The group began by tasting the full range of brands and blends produced by SCR both as espresso and cappuccinos prepared by chief roastmaster and plant director Asli Yaman. Soyuz sells coffee to the major metropolitan markets of Russia under three brand names, Mon Ami and Paretto, which are designed to be consumer “in-home” specialty coffee blends and Barista, which is available in both consumer outlets and through professional business to business (HORECA) distribution.
Each SCR brand family has a distinctly unique flavor profile catering to differing taste preferences and forms of extraction: Mon Ami features light and citrusy coffees from Central America, Paretto, heavier syrupy coffees from Indonesia and Barista, clean and sweet coffees from Brazil that are accentuated by spicy, creamy, silky or berry-like characteristics found in the coffees of India and East Africa.
The majority of in-home coffee consumed in Russia is prepared in the Turkish style, where coffees are pulverized into fine powder and then brought to boiling temperature in three cycles with the addition of spices and sugar. Most Russian out-of-home consumption is in coffee shops or restaurants serving espresso, with a preference for milky cappuccinos; there is little or no filter coffee to be found, making the introduction of small lot single origin coffees (known as “monosorts” in Russia) into the consumer marketplace premature.
Next came the plant tour. Donning handsome white laboratory coats, the group toured the facility step-by-step from the point where green coffee enters the SCR warehouse through green storage, roasting, post-roast blending, packaging, quality control and the finished goods area. Photo opportunities were ample as producers posed with their coffees in the warehouse and with SCR personnel to share with others back home.
Discussions after lunch drifted casually and comfortably from market potential in Russia, to blending, roasting, marketing and quality philosophies for the remainder of the afternoon, carrying on through dinner and late into the evening.

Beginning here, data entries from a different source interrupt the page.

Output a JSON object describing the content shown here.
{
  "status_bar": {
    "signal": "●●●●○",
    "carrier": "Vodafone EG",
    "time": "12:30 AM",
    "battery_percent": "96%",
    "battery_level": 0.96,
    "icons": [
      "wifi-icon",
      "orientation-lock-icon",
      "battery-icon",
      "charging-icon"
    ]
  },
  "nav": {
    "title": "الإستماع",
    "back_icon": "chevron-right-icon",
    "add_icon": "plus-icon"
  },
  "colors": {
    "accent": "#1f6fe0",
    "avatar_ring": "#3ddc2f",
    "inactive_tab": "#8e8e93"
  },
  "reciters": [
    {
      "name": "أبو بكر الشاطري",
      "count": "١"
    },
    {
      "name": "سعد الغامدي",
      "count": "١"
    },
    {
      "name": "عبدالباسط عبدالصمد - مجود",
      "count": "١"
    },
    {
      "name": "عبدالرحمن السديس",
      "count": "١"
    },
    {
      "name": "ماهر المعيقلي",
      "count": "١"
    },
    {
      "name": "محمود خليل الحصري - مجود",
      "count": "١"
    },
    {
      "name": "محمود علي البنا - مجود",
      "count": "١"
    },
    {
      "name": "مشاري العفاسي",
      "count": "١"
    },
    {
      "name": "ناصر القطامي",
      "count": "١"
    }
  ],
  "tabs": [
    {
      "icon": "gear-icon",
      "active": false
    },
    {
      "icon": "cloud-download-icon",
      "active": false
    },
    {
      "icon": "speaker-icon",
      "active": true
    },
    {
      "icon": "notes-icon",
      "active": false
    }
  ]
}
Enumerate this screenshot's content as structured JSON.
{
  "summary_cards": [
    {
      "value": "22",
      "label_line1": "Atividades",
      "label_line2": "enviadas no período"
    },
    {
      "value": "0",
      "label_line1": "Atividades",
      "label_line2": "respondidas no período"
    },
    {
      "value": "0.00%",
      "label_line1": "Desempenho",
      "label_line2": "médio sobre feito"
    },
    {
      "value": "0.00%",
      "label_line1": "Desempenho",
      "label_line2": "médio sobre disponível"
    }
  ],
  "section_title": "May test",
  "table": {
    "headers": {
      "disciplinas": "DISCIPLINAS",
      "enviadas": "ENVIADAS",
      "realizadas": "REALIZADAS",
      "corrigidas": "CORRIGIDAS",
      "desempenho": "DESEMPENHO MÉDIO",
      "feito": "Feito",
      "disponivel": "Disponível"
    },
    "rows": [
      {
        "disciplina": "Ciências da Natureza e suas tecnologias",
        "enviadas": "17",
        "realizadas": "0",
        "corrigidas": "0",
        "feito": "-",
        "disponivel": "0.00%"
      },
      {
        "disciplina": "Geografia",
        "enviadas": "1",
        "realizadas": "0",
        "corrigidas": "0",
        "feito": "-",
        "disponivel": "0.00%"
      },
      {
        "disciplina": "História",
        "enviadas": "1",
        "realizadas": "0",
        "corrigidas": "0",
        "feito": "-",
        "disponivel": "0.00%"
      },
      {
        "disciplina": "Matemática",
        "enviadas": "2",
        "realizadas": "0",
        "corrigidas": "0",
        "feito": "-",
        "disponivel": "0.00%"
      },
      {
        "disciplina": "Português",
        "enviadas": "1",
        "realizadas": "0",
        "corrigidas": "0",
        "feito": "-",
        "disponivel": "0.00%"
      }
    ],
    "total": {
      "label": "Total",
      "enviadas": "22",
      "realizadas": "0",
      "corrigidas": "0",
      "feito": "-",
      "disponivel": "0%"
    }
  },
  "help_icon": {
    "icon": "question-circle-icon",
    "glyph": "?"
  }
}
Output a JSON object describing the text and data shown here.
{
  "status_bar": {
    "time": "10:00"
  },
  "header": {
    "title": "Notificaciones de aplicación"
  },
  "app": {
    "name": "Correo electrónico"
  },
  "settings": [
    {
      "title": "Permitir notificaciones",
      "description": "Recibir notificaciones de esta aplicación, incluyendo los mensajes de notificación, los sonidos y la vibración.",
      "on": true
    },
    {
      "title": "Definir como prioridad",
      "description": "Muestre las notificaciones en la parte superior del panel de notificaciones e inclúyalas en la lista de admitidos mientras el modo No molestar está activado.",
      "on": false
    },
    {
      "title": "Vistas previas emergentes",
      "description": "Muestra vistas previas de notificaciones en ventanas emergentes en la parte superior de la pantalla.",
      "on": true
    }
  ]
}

Day two began back at the quality control laboratory where the coffee suppliers were led through multiple flights of cupping that included all of SCR’s packaged blends and each of the individual coffees that combine to create their signature flavor profiles. In a key exercise, the group’s producers tasted their own coffees roasted independently and blended in the commercial products where they are used. Demonstrating the role played by each coffee in its finished product was a main goal of the excursion, which fostered discussions that will further improve future collaboration between farmer and roaster.
After the morning cupping sessions the information exchange continued with presentations prepared by representatives of each origin including photos and videos from their farms and towns so that the employees of Soyuz can better understand what makes each estate special and unique. Generous invitations were made by each of the producers for Soyuz’s personnel to reciprocate and visit during the next harvest season, which were enthusiastically accepted.
In celebration of the event’s success, we continued to a seaside resort for a late lunch followed by a casual stroll around the city’s central Victory Plaza, visiting a handful of the new coffee shop chains that have emerged in recent years.
As everyone sipped espressos in a busy café under the late night glowing twilight of summer in the Baltic, it became clear that this was far from the end of our journey in Russia; this is just the beginning.